# Aim of the task
Every line of the entries below that mentions "image" is to be copied out.

# Material for this task
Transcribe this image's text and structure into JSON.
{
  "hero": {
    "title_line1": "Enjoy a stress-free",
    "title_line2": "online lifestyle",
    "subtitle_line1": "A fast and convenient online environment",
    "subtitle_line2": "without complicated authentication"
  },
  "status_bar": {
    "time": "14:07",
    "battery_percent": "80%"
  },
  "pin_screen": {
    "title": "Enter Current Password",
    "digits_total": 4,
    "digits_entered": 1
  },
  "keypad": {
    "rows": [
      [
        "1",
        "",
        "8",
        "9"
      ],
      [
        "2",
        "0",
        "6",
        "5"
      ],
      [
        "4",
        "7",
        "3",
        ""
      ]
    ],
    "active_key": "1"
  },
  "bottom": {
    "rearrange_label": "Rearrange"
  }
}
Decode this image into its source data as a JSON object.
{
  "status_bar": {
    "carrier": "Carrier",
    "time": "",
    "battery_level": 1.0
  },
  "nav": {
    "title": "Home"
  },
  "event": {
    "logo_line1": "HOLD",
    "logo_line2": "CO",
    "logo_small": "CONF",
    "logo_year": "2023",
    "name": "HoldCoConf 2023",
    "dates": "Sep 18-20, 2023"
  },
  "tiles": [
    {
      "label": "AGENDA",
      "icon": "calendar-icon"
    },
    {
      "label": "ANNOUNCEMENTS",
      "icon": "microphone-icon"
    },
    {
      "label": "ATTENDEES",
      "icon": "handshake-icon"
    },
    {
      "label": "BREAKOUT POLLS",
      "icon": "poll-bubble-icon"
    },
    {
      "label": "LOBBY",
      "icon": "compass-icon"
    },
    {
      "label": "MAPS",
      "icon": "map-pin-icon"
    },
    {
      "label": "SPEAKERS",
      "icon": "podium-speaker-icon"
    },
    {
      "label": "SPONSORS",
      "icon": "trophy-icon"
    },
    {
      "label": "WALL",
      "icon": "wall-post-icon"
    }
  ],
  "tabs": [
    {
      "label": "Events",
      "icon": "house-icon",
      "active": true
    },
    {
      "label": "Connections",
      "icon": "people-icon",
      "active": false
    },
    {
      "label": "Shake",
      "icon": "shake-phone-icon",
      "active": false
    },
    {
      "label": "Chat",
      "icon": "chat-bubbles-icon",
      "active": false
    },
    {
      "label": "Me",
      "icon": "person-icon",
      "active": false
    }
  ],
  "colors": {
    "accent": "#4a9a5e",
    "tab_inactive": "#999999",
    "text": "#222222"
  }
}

# Answer for the task
Transcribe this image's text and structure into JSON.
Decode this image into its source data as a JSON object.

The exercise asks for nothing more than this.